◆ Exercise
Write out each record below exactly, without pictures.
-------- Records
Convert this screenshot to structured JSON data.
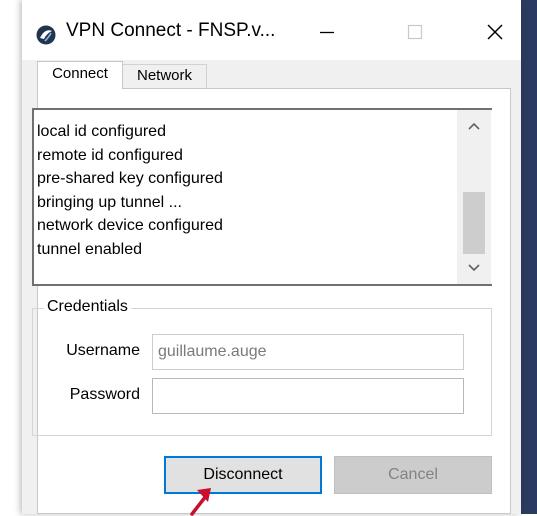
{
  "window": {
    "title": "VPN Connect - FNSP.v...",
    "controls": {
      "minimize": "minimize-icon",
      "maximize": "maximize-icon",
      "close": "close-icon"
    }
  },
  "tabs": [
    {
      "label": "Connect",
      "selected": true
    },
    {
      "label": "Network",
      "selected": false
    }
  ],
  "log": {
    "lines": [
      "local id configured",
      "remote id configured",
      "pre-shared key configured",
      "bringing up tunnel ...",
      "network device configured",
      "tunnel enabled"
    ]
  },
  "credentials": {
    "legend": "Credentials",
    "username_label": "Username",
    "username_value": "guillaume.auge",
    "password_label": "Password",
    "password_value": ""
  },
  "buttons": {
    "disconnect": "Disconnect",
    "cancel": "Cancel"
  },
  "colors": {
    "focus_border": "#0078d7",
    "cursor_arrow": "#c8102e"
  }
}
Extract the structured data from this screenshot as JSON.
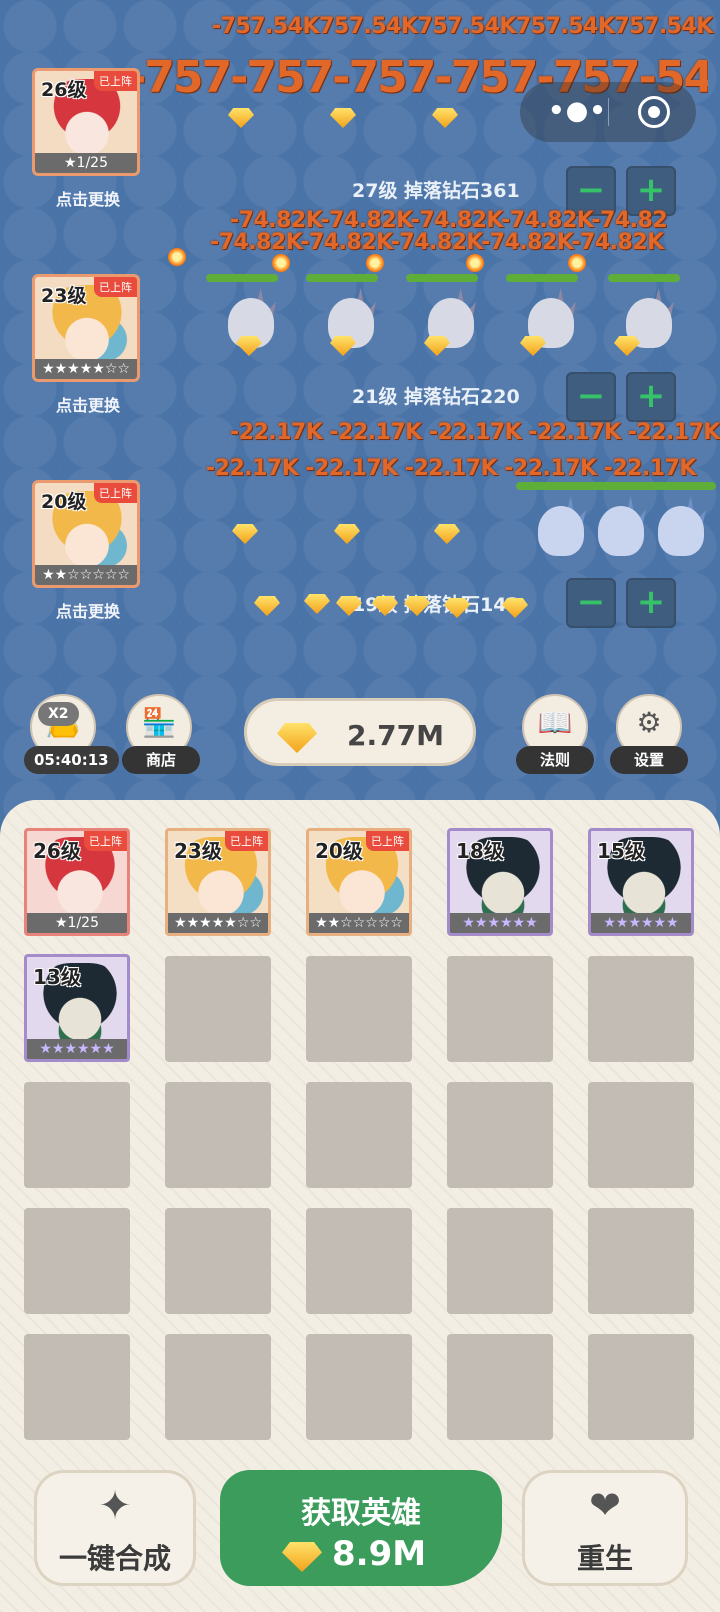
{
  "battle": {
    "top_damage_row": "-757.54K757.54K757.54K757.54K757.54K",
    "big_damage_row": "-757-757-757-757-757-54",
    "lane1_dmg_row_a": "-74.82K-74.82K-74.82K-74.82K-74.82",
    "lane1_dmg_row_b": "-74.82K-74.82K-74.82K-74.82K-74.82K",
    "lane2_dmg_row_a": "-22.17K -22.17K -22.17K -22.17K -22.17K",
    "lane2_dmg_row_b": "-22.17K -22.17K -22.17K -22.17K -22.17K",
    "lanes": [
      {
        "hero_level": "26级",
        "hero_badge": "已上阵",
        "hero_footer": "★1/25",
        "change_label": "点击更换",
        "drop_info": "27级 掉落钻石361"
      },
      {
        "hero_level": "23级",
        "hero_badge": "已上阵",
        "hero_footer": "★★★★★☆☆",
        "change_label": "点击更换",
        "drop_info": "21级 掉落钻石220"
      },
      {
        "hero_level": "20级",
        "hero_badge": "已上阵",
        "hero_footer": "★★☆☆☆☆☆",
        "change_label": "点击更换",
        "drop_info": "19级 掉落钻石143"
      }
    ],
    "minus_label": "−",
    "plus_label": "+"
  },
  "miniprogram_capsule": {
    "more_icon": "more-dots-icon",
    "close_icon": "target-icon"
  },
  "hud": {
    "bag_badge": "X2",
    "bag_timer": "05:40:13",
    "shop_label": "商店",
    "gem_total": "2.77M",
    "rules_label": "法则",
    "settings_label": "设置"
  },
  "roster": {
    "heroes": [
      {
        "level": "26级",
        "badge": "已上阵",
        "footer": "★1/25",
        "tier": "red"
      },
      {
        "level": "23级",
        "badge": "已上阵",
        "footer": "★★★★★☆☆",
        "tier": "orange"
      },
      {
        "level": "20级",
        "badge": "已上阵",
        "footer": "★★☆☆☆☆☆",
        "tier": "orange"
      },
      {
        "level": "18级",
        "badge": "",
        "footer": "★★★★★★",
        "tier": "purple"
      },
      {
        "level": "15级",
        "badge": "",
        "footer": "★★★★★★",
        "tier": "purple"
      },
      {
        "level": "13级",
        "badge": "",
        "footer": "★★★★★★",
        "tier": "purple"
      }
    ]
  },
  "actions": {
    "merge_label": "一键合成",
    "get_hero_label": "获取英雄",
    "get_hero_cost": "8.9M",
    "reborn_label": "重生"
  },
  "colors": {
    "accent_green": "#3c9c5c",
    "damage_orange": "#e2682a",
    "battle_bg": "#4a74a8"
  }
}
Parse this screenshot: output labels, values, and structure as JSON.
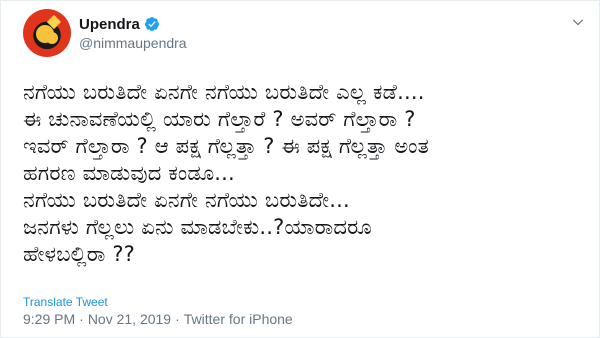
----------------
◆ Solved exercise
Convert this screenshot to structured JSON data.
{
  "window": {
    "title": "VPN Connect - FNSP.v...",
    "controls": {
      "minimize": "minimize-icon",
      "maximize": "maximize-icon",
      "close": "close-icon"
    }
  },
  "tabs": [
    {
      "label": "Connect",
      "selected": true
    },
    {
      "label": "Network",
      "selected": false
    }
  ],
  "log": {
    "lines": [
      "local id configured",
      "remote id configured",
      "pre-shared key configured",
      "bringing up tunnel ...",
      "network device configured",
      "tunnel enabled"
    ]
  },
  "credentials": {
    "legend": "Credentials",
    "username_label": "Username",
    "username_value": "guillaume.auge",
    "password_label": "Password",
    "password_value": ""
  },
  "buttons": {
    "disconnect": "Disconnect",
    "cancel": "Cancel"
  },
  "colors": {
    "focus_border": "#0078d7",
    "cursor_arrow": "#c8102e"
  }
}
Extract the structured data from this screenshot as JSON.
{
  "battle": {
    "top_damage_row": "-757.54K757.54K757.54K757.54K757.54K",
    "big_damage_row": "-757-757-757-757-757-54",
    "lane1_dmg_row_a": "-74.82K-74.82K-74.82K-74.82K-74.82",
    "lane1_dmg_row_b": "-74.82K-74.82K-74.82K-74.82K-74.82K",
    "lane2_dmg_row_a": "-22.17K -22.17K -22.17K -22.17K -22.17K",
    "lane2_dmg_row_b": "-22.17K -22.17K -22.17K -22.17K -22.17K",
    "lanes": [
      {
        "hero_level": "26级",
        "hero_badge": "已上阵",
        "hero_footer": "★1/25",
        "change_label": "点击更换",
        "drop_info": "27级 掉落钻石361"
      },
      {
        "hero_level": "23级",
        "hero_badge": "已上阵",
        "hero_footer": "★★★★★☆☆",
        "change_label": "点击更换",
        "drop_info": "21级 掉落钻石220"
      },
      {
        "hero_level": "20级",
        "hero_badge": "已上阵",
        "hero_footer": "★★☆☆☆☆☆",
        "change_label": "点击更换",
        "drop_info": "19级 掉落钻石143"
      }
    ],
    "minus_label": "−",
    "plus_label": "+"
  },
  "miniprogram_capsule": {
    "more_icon": "more-dots-icon",
    "close_icon": "target-icon"
  },
  "hud": {
    "bag_badge": "X2",
    "bag_timer": "05:40:13",
    "shop_label": "商店",
    "gem_total": "2.77M",
    "rules_label": "法则",
    "settings_label": "设置"
  },
  "roster": {
    "heroes": [
      {
        "level": "26级",
        "badge": "已上阵",
        "footer": "★1/25",
        "tier": "red"
      },
      {
        "level": "23级",
        "badge": "已上阵",
        "footer": "★★★★★☆☆",
        "tier": "orange"
      },
      {
        "level": "20级",
        "badge": "已上阵",
        "footer": "★★☆☆☆☆☆",
        "tier": "orange"
      },
      {
        "level": "18级",
        "badge": "",
        "footer": "★★★★★★",
        "tier": "purple"
      },
      {
        "level": "15级",
        "badge": "",
        "footer": "★★★★★★",
        "tier": "purple"
      },
      {
        "level": "13级",
        "badge": "",
        "footer": "★★★★★★",
        "tier": "purple"
      }
    ]
  },
  "actions": {
    "merge_label": "一键合成",
    "get_hero_label": "获取英雄",
    "get_hero_cost": "8.9M",
    "reborn_label": "重生"
  },
  "colors": {
    "accent_green": "#3c9c5c",
    "damage_orange": "#e2682a",
    "battle_bg": "#4a74a8"
  }
}
Parse this screenshot: output labels, values, and structure as JSON.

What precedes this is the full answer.